__Your objective__:
A verbatim copy of the data below is the required output.

__Data records for software interfaces__:
----------
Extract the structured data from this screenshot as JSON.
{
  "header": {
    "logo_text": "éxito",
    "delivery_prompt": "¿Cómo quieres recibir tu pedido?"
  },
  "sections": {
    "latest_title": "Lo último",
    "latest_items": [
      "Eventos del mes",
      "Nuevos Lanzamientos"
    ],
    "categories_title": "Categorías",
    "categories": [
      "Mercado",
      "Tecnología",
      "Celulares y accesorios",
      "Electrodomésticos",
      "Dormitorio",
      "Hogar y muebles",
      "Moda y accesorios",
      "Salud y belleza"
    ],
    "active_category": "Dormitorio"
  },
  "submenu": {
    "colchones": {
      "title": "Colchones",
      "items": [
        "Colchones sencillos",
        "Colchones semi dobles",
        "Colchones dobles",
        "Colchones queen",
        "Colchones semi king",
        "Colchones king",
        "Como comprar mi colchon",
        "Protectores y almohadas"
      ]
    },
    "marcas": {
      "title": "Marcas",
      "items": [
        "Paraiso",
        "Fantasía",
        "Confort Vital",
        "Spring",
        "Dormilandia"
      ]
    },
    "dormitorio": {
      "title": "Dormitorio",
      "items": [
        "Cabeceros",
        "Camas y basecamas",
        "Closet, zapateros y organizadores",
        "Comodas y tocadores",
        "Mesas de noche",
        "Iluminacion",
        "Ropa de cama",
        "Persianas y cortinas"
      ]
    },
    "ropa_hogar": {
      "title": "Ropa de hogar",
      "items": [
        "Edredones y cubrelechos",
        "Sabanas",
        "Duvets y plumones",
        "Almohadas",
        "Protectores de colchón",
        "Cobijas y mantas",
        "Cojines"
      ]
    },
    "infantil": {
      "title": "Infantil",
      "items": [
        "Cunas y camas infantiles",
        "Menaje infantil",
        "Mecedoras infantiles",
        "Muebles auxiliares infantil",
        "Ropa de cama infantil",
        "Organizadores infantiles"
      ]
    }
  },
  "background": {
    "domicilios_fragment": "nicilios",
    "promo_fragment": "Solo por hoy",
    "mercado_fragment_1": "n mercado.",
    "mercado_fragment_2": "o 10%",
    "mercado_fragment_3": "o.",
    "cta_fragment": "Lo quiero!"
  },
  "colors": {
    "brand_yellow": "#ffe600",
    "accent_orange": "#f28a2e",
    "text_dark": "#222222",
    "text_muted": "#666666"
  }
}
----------
__Answer section__:
Extract the structured data from this screenshot as JSON.
{
  "header": {
    "logo_text": "éxito",
    "delivery_prompt": "¿Cómo quieres recibir tu pedido?"
  },
  "sections": {
    "latest_title": "Lo último",
    "latest_items": [
      "Eventos del mes",
      "Nuevos Lanzamientos"
    ],
    "categories_title": "Categorías",
    "categories": [
      "Mercado",
      "Tecnología",
      "Celulares y accesorios",
      "Electrodomésticos",
      "Dormitorio",
      "Hogar y muebles",
      "Moda y accesorios",
      "Salud y belleza"
    ],
    "active_category": "Dormitorio"
  },
  "submenu": {
    "colchones": {
      "title": "Colchones",
      "items": [
        "Colchones sencillos",
        "Colchones semi dobles",
        "Colchones dobles",
        "Colchones queen",
        "Colchones semi king",
        "Colchones king",
        "Como comprar mi colchon",
        "Protectores y almohadas"
      ]
    },
    "marcas": {
      "title": "Marcas",
      "items": [
        "Paraiso",
        "Fantasía",
        "Confort Vital",
        "Spring",
        "Dormilandia"
      ]
    },
    "dormitorio": {
      "title": "Dormitorio",
      "items": [
        "Cabeceros",
        "Camas y basecamas",
        "Closet, zapateros y organizadores",
        "Comodas y tocadores",
        "Mesas de noche",
        "Iluminacion",
        "Ropa de cama",
        "Persianas y cortinas"
      ]
    },
    "ropa_hogar": {
      "title": "Ropa de hogar",
      "items": [
        "Edredones y cubrelechos",
        "Sabanas",
        "Duvets y plumones",
        "Almohadas",
        "Protectores de colchón",
        "Cobijas y mantas",
        "Cojines"
      ]
    },
    "infantil": {
      "title": "Infantil",
      "items": [
        "Cunas y camas infantiles",
        "Menaje infantil",
        "Mecedoras infantiles",
        "Muebles auxiliares infantil",
        "Ropa de cama infantil",
        "Organizadores infantiles"
      ]
    }
  },
  "background": {
    "domicilios_fragment": "nicilios",
    "promo_fragment": "Solo por hoy",
    "mercado_fragment_1": "n mercado.",
    "mercado_fragment_2": "o 10%",
    "mercado_fragment_3": "o.",
    "cta_fragment": "Lo quiero!"
  },
  "colors": {
    "brand_yellow": "#ffe600",
    "accent_orange": "#f28a2e",
    "text_dark": "#222222",
    "text_muted": "#666666"
  }
}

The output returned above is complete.